- REQUIRED ACTION -
Go through the records and show each line where the word "Mesh" occurs.

[Entries from a dataset of interfaces]
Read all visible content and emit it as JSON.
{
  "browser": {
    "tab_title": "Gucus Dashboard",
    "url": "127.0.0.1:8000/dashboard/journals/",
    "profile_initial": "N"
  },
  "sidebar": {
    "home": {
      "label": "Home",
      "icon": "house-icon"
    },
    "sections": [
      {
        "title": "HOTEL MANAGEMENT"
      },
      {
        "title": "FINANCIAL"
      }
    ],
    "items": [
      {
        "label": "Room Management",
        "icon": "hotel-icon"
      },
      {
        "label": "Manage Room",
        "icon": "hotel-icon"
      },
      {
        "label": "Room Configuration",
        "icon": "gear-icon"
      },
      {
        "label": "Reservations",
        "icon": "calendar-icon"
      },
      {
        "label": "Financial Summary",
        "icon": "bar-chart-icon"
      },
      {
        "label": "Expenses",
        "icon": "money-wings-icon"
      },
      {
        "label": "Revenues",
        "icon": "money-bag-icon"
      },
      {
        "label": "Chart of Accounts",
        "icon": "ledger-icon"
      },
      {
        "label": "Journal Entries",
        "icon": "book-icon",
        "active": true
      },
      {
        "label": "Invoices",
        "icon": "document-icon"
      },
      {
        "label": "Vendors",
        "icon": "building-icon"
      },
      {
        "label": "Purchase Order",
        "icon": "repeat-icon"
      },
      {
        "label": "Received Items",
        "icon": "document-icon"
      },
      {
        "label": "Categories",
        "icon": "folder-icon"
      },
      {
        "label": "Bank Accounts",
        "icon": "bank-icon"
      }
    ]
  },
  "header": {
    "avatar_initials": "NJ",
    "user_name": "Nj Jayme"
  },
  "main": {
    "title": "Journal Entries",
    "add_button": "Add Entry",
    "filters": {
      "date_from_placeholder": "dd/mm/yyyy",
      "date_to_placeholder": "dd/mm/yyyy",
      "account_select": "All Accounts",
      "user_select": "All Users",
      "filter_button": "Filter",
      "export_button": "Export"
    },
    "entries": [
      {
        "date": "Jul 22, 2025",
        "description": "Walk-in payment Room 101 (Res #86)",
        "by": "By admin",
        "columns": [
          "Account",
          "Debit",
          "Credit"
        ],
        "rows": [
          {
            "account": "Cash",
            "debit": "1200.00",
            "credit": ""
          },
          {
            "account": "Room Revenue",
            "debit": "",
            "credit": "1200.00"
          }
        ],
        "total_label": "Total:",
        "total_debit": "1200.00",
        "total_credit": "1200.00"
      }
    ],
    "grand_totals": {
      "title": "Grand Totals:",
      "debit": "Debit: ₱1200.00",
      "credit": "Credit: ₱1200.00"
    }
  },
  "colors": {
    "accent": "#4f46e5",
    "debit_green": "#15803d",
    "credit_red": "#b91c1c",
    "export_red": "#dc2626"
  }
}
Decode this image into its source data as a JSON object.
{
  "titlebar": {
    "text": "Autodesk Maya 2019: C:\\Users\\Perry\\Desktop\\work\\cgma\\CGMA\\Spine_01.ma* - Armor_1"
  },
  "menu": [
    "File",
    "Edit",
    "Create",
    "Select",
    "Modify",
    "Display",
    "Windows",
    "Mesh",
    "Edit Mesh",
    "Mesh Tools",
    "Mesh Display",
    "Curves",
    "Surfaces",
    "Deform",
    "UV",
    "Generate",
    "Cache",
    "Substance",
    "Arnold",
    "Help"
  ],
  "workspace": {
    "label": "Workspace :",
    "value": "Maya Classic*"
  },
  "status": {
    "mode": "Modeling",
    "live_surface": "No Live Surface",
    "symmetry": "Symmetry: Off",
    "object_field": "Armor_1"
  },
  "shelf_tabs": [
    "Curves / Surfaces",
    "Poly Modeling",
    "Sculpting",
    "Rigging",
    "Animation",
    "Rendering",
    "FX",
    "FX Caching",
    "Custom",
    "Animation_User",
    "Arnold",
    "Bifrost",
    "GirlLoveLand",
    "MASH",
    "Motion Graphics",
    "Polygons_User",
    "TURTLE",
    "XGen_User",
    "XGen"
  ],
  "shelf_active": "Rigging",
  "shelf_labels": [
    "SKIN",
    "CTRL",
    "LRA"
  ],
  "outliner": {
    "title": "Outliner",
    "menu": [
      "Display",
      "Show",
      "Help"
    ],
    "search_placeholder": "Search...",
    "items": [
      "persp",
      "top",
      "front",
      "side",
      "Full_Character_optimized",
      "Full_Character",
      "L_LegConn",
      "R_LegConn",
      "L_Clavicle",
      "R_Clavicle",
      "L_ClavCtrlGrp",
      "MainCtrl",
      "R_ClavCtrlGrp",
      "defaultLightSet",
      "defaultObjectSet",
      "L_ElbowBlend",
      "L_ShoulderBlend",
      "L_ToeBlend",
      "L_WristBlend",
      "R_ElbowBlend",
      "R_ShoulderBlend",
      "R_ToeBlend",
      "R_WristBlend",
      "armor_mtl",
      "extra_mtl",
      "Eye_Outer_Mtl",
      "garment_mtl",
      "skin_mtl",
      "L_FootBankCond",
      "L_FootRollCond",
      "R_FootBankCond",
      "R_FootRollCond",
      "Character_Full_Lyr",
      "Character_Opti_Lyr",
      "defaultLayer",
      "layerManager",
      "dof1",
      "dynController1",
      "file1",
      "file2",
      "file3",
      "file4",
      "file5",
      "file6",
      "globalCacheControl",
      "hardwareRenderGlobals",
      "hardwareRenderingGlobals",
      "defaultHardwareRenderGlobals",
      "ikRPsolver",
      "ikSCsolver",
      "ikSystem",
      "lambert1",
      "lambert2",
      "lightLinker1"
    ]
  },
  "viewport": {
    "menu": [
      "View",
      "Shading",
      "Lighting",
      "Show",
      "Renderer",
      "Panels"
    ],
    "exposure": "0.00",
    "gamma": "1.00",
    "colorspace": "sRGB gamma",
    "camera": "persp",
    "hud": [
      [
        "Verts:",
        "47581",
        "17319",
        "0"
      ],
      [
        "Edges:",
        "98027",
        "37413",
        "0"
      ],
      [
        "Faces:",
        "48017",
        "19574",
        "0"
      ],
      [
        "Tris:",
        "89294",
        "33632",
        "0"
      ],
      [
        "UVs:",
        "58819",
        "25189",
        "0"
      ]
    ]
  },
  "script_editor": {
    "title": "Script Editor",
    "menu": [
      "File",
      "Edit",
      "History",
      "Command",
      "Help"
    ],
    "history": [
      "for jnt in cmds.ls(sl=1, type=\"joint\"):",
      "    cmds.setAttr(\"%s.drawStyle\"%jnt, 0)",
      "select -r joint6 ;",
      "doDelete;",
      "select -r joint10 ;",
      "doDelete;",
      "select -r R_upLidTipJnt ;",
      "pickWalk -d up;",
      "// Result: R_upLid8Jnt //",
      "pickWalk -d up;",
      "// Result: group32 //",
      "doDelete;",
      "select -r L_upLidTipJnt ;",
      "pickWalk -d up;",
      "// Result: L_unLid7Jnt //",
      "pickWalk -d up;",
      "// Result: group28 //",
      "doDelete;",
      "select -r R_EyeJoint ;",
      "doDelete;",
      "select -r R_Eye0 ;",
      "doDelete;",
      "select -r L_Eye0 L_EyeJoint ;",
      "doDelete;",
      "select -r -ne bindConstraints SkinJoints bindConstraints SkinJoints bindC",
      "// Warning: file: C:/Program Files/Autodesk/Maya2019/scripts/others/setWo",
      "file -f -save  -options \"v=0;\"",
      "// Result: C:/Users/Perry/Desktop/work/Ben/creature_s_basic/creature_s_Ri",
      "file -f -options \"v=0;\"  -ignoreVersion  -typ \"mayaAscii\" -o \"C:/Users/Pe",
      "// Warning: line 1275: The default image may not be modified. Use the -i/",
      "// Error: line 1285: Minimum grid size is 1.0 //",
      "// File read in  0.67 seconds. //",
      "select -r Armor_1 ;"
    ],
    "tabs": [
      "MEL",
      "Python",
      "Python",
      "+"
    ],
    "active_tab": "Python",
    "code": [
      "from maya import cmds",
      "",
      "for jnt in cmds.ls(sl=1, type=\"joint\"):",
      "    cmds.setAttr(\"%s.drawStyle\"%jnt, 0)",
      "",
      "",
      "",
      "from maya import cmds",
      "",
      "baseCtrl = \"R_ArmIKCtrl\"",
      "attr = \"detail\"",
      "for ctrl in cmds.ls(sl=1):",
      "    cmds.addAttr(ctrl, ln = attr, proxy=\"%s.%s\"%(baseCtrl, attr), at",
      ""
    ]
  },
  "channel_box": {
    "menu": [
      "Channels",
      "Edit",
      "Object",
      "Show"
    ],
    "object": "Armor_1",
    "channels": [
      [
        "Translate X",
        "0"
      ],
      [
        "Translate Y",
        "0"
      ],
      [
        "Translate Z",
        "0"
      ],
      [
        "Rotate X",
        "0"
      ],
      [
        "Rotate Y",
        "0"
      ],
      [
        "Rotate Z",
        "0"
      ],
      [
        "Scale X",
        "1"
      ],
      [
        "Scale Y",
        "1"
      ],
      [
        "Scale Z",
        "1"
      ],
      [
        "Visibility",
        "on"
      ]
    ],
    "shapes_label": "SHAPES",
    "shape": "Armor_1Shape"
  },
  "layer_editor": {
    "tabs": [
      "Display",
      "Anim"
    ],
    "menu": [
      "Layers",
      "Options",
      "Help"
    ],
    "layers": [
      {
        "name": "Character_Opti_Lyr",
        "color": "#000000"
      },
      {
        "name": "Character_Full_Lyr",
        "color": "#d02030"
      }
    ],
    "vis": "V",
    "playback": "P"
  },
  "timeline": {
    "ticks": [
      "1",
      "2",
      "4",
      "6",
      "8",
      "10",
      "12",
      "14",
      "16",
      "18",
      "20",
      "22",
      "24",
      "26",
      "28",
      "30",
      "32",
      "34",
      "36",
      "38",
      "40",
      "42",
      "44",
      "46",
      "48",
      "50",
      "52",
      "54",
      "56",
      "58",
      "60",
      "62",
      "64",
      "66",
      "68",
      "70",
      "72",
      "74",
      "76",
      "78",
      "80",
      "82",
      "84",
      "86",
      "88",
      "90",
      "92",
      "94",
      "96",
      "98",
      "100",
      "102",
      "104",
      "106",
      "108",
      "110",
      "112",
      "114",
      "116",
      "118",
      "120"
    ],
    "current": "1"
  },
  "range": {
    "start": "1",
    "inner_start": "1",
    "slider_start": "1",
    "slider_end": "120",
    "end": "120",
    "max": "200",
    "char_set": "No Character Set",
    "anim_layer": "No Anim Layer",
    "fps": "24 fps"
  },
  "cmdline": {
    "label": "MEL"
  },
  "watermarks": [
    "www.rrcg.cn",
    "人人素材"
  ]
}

- RESPONSE AREA -
    "Mesh",
    "Edit Mesh",
    "Mesh Tools",
    "Mesh Display",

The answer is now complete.